* **Task brief**
Find every line in the records below that holds the word "symbol", and copy it out.

Items from an interface collection
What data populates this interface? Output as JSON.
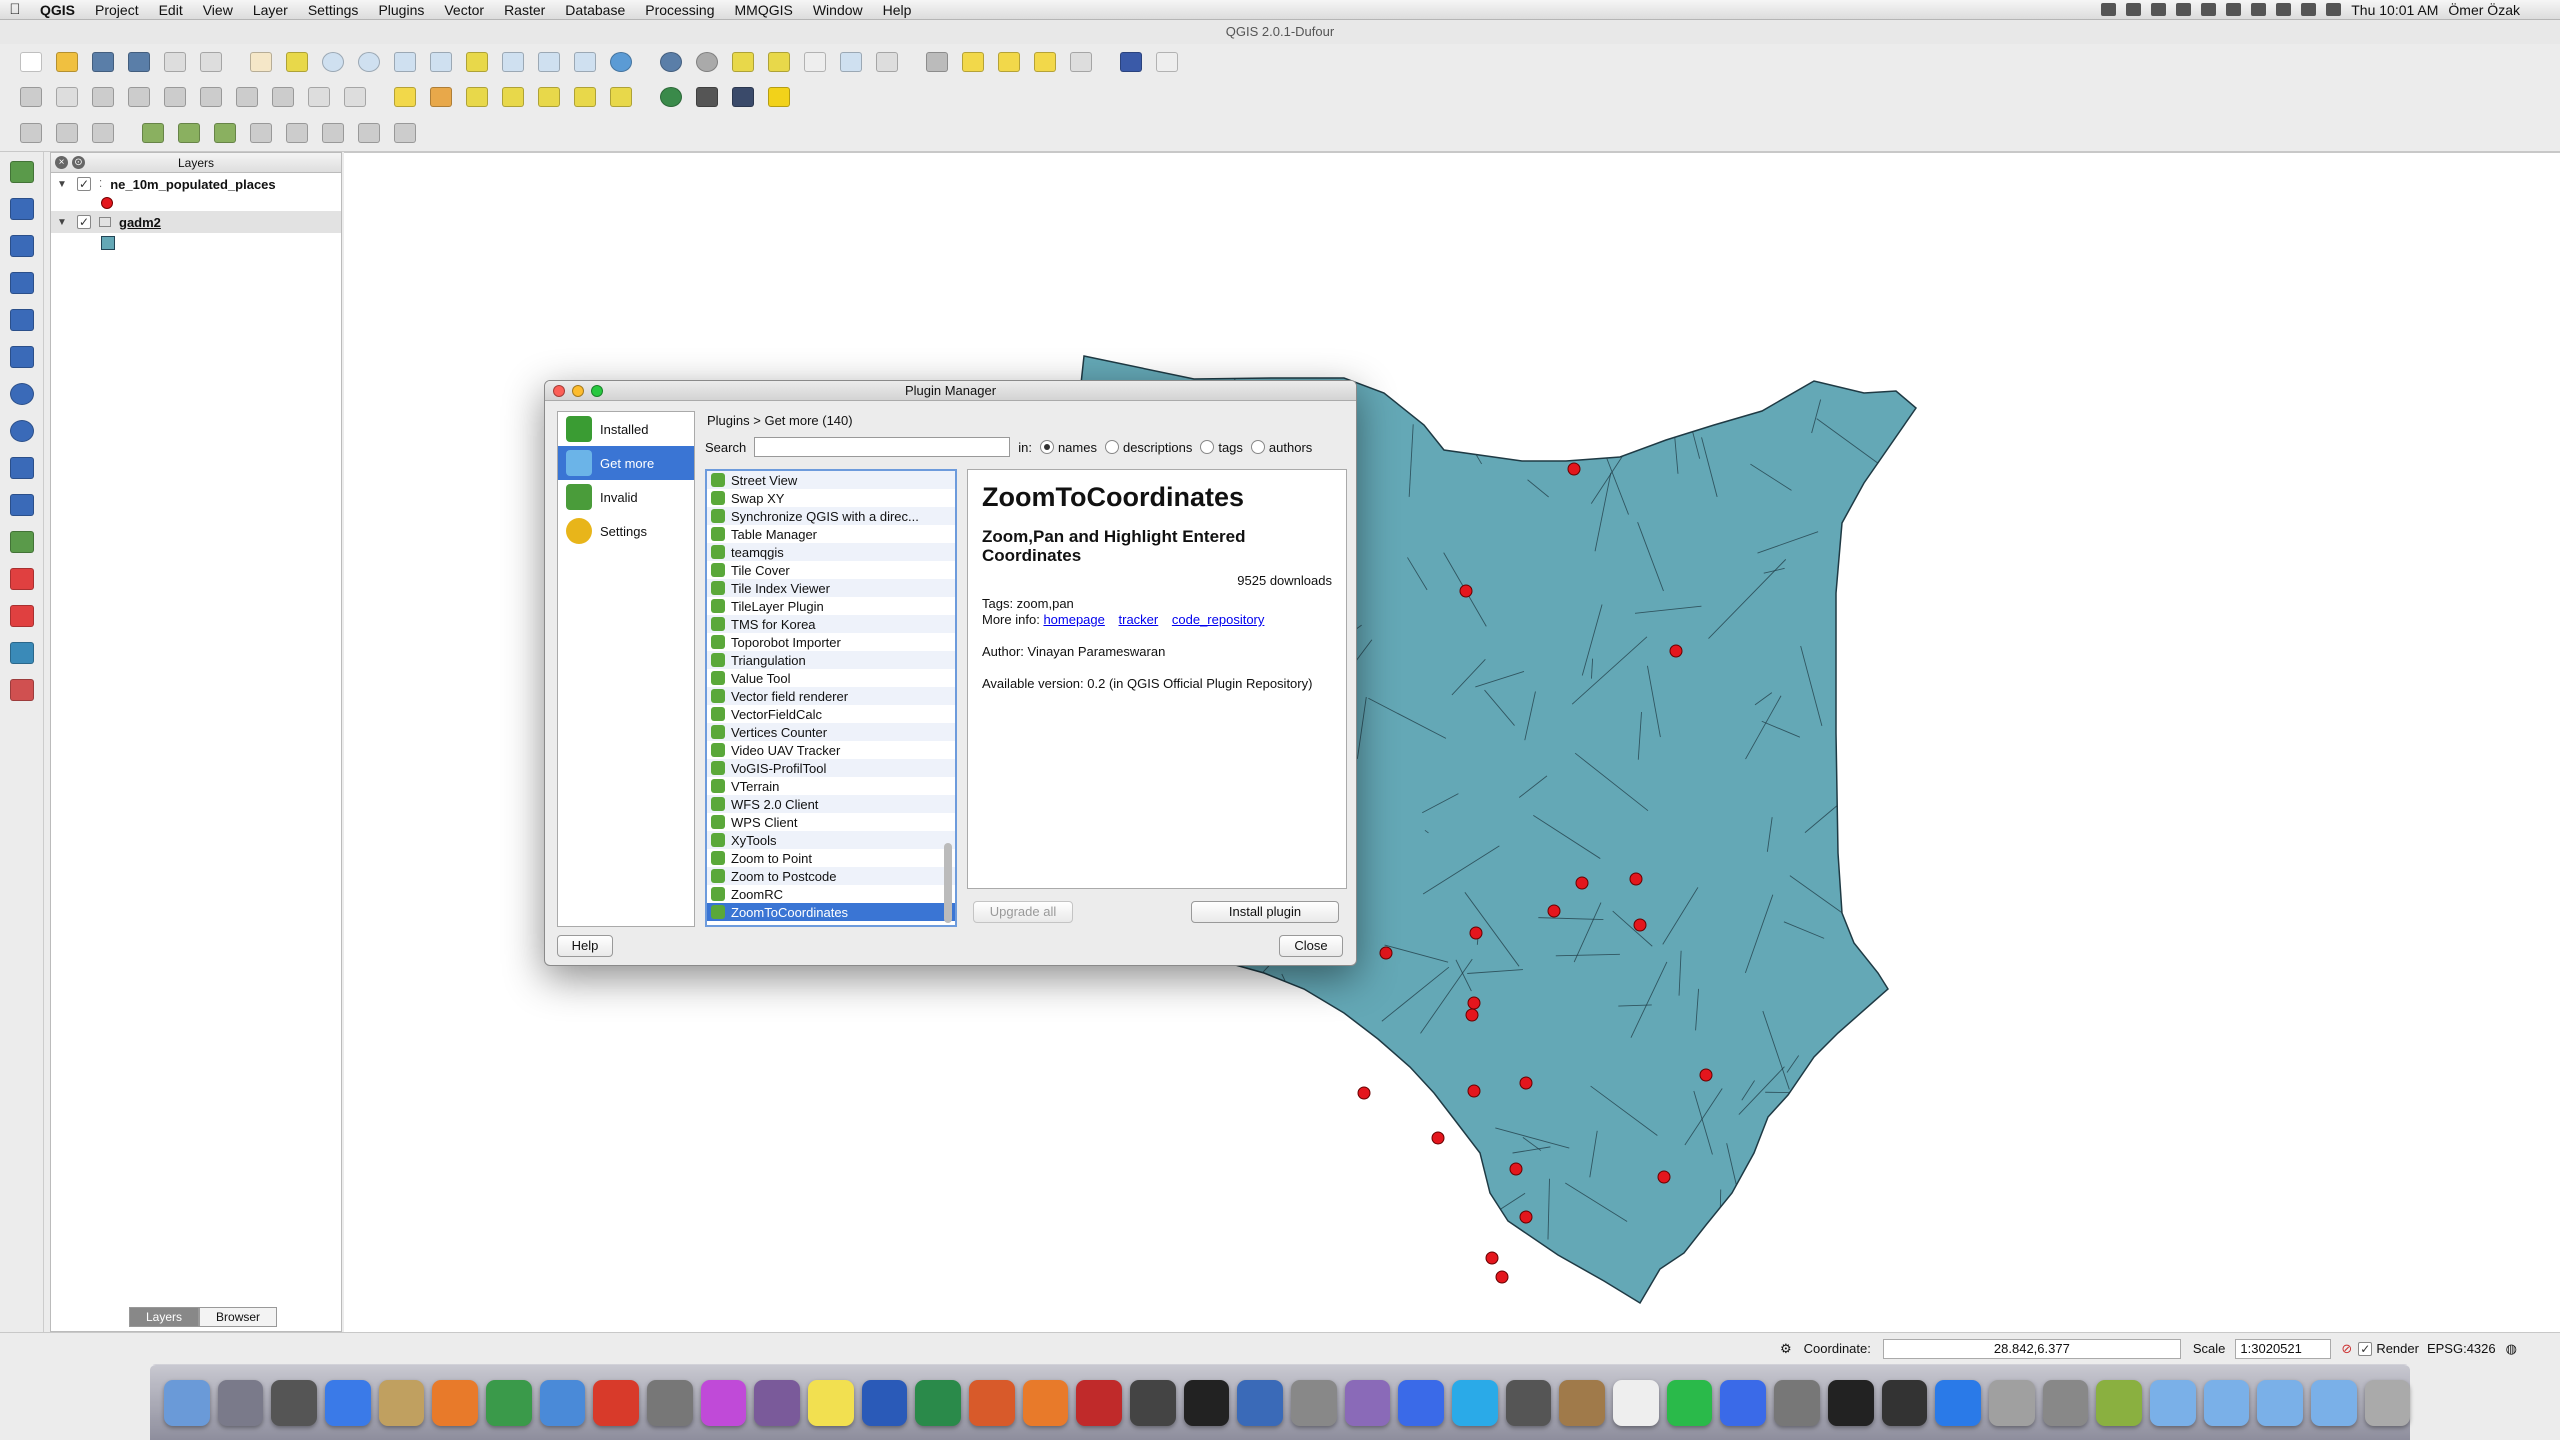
{
  "menubar": {
    "app": "QGIS",
    "items": [
      "Project",
      "Edit",
      "View",
      "Layer",
      "Settings",
      "Plugins",
      "Vector",
      "Raster",
      "Database",
      "Processing",
      "MMQGIS",
      "Window",
      "Help"
    ],
    "clock": "Thu 10:01 AM",
    "user": "Ömer Özak"
  },
  "window": {
    "title": "QGIS 2.0.1-Dufour"
  },
  "layers_panel": {
    "title": "Layers",
    "layers": [
      {
        "name": "ne_10m_populated_places",
        "checked": true,
        "symbol": "point-red"
      },
      {
        "name": "gadm2",
        "checked": true,
        "symbol": "polygon-teal"
      }
    ],
    "tabs": [
      "Layers",
      "Browser"
    ]
  },
  "plugin_manager": {
    "title": "Plugin Manager",
    "nav": [
      {
        "label": "Installed",
        "icon": "puzzle-installed-icon",
        "color": "#3a9c33"
      },
      {
        "label": "Get more",
        "icon": "puzzle-get-more-icon",
        "color": "#6bb4e8"
      },
      {
        "label": "Invalid",
        "icon": "puzzle-invalid-icon",
        "color": "#4a9c3a"
      },
      {
        "label": "Settings",
        "icon": "settings-gear-icon",
        "color": "#e8b51a"
      }
    ],
    "breadcrumb": "Plugins > Get more (140)",
    "search_label": "Search",
    "search_value": "",
    "in_label": "in:",
    "radio": [
      {
        "label": "names",
        "on": true
      },
      {
        "label": "descriptions",
        "on": false
      },
      {
        "label": "tags",
        "on": false
      },
      {
        "label": "authors",
        "on": false
      }
    ],
    "plugins": [
      "Street View",
      "Swap XY",
      "Synchronize QGIS with a direc...",
      "Table Manager",
      "teamqgis",
      "Tile Cover",
      "Tile Index Viewer",
      "TileLayer Plugin",
      "TMS for Korea",
      "Toporobot Importer",
      "Triangulation",
      "Value Tool",
      "Vector field renderer",
      "VectorFieldCalc",
      "Vertices Counter",
      "Video UAV Tracker",
      "VoGIS-ProfilTool",
      "VTerrain",
      "WFS 2.0 Client",
      "WPS Client",
      "XyTools",
      "Zoom to Point",
      "Zoom to Postcode",
      "ZoomRC",
      "ZoomToCoordinates"
    ],
    "selected_plugin": "ZoomToCoordinates",
    "detail": {
      "name": "ZoomToCoordinates",
      "description": "Zoom,Pan and Highlight Entered Coordinates",
      "downloads": "9525 downloads",
      "tags": "Tags: zoom,pan",
      "more_info_label": "More info:",
      "links": [
        "homepage",
        "tracker",
        "code_repository"
      ],
      "author": "Author: Vinayan Parameswaran",
      "available": "Available version: 0.2 (in QGIS Official Plugin Repository)"
    },
    "buttons": {
      "upgrade_all": "Upgrade all",
      "install": "Install plugin",
      "help": "Help",
      "close": "Close"
    }
  },
  "statusbar": {
    "coordinate_label": "Coordinate:",
    "coordinate": "28.842,6.377",
    "scale_label": "Scale",
    "scale": "1:3020521",
    "render_label": "Render",
    "crs": "EPSG:4326"
  },
  "colors": {
    "map_fill": "#64a8b6",
    "map_stroke": "#1f3a44",
    "point": "#e4161d",
    "selection": "#3a75d4"
  },
  "dock_icons": [
    "finder-icon",
    "launchpad-icon",
    "app-icon",
    "app-store-icon",
    "preview-icon",
    "firefox-icon",
    "chrome-icon",
    "safari-icon",
    "acrobat-icon",
    "tex-icon",
    "flower-icon",
    "app-icon",
    "notes-icon",
    "word-icon",
    "excel-icon",
    "powerpoint-icon",
    "matlab-icon",
    "mathematica-icon",
    "ipython-icon",
    "terminal-icon",
    "r-icon",
    "grid-icon",
    "app-icon",
    "xcode-icon",
    "skype-icon",
    "facetime-icon",
    "contacts-icon",
    "calendar-icon",
    "spotify-icon",
    "itunes-icon",
    "system-prefs-icon",
    "console-icon",
    "activity-monitor-icon",
    "teamviewer-icon",
    "person-icon",
    "grid-icon",
    "qgis-icon",
    "folder-icon",
    "folder-icon",
    "folder-icon",
    "folder-icon",
    "trash-icon"
  ]
}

* **Answer space**
        "symbol": "point-red"
        "symbol": "polygon-teal"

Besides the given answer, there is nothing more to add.